> **About this exercise**
Exactly as given, output all the records that follow.

> **Given records**
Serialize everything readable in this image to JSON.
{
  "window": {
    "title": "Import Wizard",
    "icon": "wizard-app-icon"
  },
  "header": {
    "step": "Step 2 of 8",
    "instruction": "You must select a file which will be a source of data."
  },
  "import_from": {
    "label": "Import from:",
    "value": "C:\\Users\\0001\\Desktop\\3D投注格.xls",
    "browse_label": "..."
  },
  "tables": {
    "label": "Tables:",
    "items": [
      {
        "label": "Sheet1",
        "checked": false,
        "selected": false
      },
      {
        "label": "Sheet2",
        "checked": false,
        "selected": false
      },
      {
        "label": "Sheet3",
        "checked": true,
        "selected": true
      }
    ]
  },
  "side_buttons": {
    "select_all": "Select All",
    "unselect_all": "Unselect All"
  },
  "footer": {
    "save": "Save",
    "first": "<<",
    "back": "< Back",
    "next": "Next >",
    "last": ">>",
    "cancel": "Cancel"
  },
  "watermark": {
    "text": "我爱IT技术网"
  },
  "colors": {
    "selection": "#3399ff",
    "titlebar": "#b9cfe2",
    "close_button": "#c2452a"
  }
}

> **Expected answer**
Serialize everything readable in this image to JSON.
{
  "window": {
    "title": "Import Wizard",
    "icon": "wizard-app-icon"
  },
  "header": {
    "step": "Step 2 of 8",
    "instruction": "You must select a file which will be a source of data."
  },
  "import_from": {
    "label": "Import from:",
    "value": "C:\\Users\\0001\\Desktop\\3D投注格.xls",
    "browse_label": "..."
  },
  "tables": {
    "label": "Tables:",
    "items": [
      {
        "label": "Sheet1",
        "checked": false,
        "selected": false
      },
      {
        "label": "Sheet2",
        "checked": false,
        "selected": false
      },
      {
        "label": "Sheet3",
        "checked": true,
        "selected": true
      }
    ]
  },
  "side_buttons": {
    "select_all": "Select All",
    "unselect_all": "Unselect All"
  },
  "footer": {
    "save": "Save",
    "first": "<<",
    "back": "< Back",
    "next": "Next >",
    "last": ">>",
    "cancel": "Cancel"
  },
  "watermark": {
    "text": "我爱IT技术网"
  },
  "colors": {
    "selection": "#3399ff",
    "titlebar": "#b9cfe2",
    "close_button": "#c2452a"
  }
}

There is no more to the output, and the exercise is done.